* Problem: Look through the entries. Copy each line that has the word "like".

━━━━━━━━━━━━━━━━

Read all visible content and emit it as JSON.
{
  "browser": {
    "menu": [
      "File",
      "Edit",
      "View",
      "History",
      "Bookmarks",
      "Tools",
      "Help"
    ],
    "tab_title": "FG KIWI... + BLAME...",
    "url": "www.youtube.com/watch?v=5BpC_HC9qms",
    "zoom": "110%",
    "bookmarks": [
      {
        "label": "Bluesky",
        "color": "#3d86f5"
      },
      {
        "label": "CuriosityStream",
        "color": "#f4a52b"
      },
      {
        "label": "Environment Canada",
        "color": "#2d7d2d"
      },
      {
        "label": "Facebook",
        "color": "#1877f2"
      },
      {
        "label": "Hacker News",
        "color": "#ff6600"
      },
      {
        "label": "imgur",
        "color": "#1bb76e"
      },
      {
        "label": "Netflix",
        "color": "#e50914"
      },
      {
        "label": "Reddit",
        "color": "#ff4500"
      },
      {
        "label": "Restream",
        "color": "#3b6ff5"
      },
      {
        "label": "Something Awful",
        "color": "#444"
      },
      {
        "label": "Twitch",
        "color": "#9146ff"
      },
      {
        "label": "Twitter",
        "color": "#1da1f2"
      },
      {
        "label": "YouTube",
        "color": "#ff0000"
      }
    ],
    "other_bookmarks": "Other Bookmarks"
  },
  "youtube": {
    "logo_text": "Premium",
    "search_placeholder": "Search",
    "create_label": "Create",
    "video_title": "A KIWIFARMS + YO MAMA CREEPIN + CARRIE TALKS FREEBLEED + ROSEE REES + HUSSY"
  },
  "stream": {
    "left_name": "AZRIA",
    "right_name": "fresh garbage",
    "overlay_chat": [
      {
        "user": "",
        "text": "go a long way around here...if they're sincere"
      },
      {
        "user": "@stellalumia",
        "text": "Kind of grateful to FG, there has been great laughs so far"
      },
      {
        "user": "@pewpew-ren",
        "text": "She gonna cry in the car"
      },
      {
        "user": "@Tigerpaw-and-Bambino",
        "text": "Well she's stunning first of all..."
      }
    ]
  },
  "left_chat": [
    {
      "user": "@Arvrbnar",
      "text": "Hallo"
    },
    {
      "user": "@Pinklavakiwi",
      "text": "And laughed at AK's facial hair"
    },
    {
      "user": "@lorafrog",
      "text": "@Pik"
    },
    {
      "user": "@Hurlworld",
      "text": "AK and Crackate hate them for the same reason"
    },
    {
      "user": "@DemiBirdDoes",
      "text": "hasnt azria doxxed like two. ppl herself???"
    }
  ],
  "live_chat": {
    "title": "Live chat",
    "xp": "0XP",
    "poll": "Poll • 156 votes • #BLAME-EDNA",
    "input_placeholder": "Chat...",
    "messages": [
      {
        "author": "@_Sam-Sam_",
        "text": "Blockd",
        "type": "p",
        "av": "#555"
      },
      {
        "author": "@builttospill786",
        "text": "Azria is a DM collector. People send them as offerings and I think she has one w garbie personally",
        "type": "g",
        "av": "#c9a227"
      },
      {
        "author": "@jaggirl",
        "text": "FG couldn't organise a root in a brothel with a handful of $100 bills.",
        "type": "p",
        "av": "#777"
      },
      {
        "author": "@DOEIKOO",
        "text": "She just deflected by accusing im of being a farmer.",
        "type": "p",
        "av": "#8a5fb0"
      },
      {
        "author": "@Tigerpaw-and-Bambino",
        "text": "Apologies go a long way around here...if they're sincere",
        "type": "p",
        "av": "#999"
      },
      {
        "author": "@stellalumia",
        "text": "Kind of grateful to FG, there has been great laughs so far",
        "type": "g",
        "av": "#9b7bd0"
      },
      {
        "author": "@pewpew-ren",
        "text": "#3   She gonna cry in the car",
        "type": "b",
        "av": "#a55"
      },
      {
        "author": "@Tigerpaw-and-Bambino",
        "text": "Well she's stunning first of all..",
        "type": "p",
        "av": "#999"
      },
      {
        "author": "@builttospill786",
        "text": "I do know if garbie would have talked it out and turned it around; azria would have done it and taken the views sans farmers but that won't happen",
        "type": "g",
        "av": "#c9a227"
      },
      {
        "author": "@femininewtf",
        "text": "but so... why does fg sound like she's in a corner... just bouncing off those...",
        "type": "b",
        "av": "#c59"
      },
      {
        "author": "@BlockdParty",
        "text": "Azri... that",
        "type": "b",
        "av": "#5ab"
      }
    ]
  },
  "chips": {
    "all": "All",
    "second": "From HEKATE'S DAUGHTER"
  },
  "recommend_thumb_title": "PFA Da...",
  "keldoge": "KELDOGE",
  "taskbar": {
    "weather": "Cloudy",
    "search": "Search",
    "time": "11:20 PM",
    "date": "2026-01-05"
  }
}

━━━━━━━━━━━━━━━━

* Response to this task:
      "text": "hasnt azria doxxed like two. ppl herself???"
        "text": "but so... why does fg sound like she's in a corner... just bouncing off those...",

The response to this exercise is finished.